1. It’s made of wood!
Although lots of chemicals are used to make rayon it isn’t a synthetic fibre because the core ingredient is natural cellulose which comes from wood pulp. Cellulose is harvested from the wood before being chemically converted and processed into a viscose liquid (which is why rayon is also called viscose), and spun into different solid fibres.
2. It used to be explosive!
In 1832 Henri Braconnot first discovered a process to break down cellulose using nitric acid but this created an unstable explosive chemical. The viscose process used to make rayon was refined by English chemist Charles Edward Cross in 1894 and Courtaulds Ltd bought the patents and licenses to this process for £25,000 in 1904.
3. It is the sister of cellophane!
Clear plastic wrapping and colourful textile rayon might not seem to have much in common but they both start life as viscose produced from wood pulp. So, it is unsurprising that Courtaulds Ltd also had a stake in British Cellophane Ltd which had plants at Bridgwater and Barrow-in-Furness.
4. It contributed to the war effort!
Viscose fibres are very versatile and can be made into a wide range of very useful products. In WW1 Courtaulds ‘artificial silk’ rayon was used in the production of parachutes and their research lab was involved in developing new fabrics that were better than the German ones. By WW2 industrial strength high-tenacity rayon was being used in the production of tyres and strong utility fabric was being used for everything from clothing to wrapping for heavy gun charges.
5. It hails from Coventry!

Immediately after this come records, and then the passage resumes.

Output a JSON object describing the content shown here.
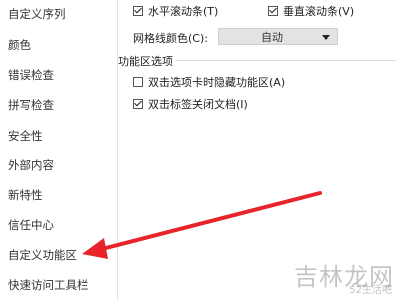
{
  "sidebar": {
    "items": [
      {
        "label": "自定义序列"
      },
      {
        "label": "颜色"
      },
      {
        "label": "错误检查"
      },
      {
        "label": "拼写检查"
      },
      {
        "label": "安全性"
      },
      {
        "label": "外部内容"
      },
      {
        "label": "新特性"
      },
      {
        "label": "信任中心"
      },
      {
        "label": "自定义功能区"
      },
      {
        "label": "快速访问工具栏"
      }
    ]
  },
  "view_options": {
    "horizontal_scrollbar": {
      "label": "水平滚动条(T)",
      "checked": true
    },
    "vertical_scrollbar": {
      "label": "垂直滚动条(V)",
      "checked": true
    },
    "gridline_color": {
      "label": "网格线颜色(C):",
      "value": "自动"
    }
  },
  "ribbon_options": {
    "title": "功能区选项",
    "double_click_hide": {
      "label": "双击选项卡时隐藏功能区(A)",
      "checked": false
    },
    "double_click_close": {
      "label": "双击标签关闭文档(I)",
      "checked": true
    }
  },
  "watermark": {
    "main": "吉林龙网",
    "sub": "52生活吧"
  },
  "colors": {
    "arrow": "#e8232a"
  }
}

Courtaulds Ltd opened the first purpose built rayon factory in Coventry in 1905 soon after they had purchased the patents to the viscose process. This was the first of many factories in the UK and abroad, and viscose fibres continued to be the primary product of the company until the mid-20th Century.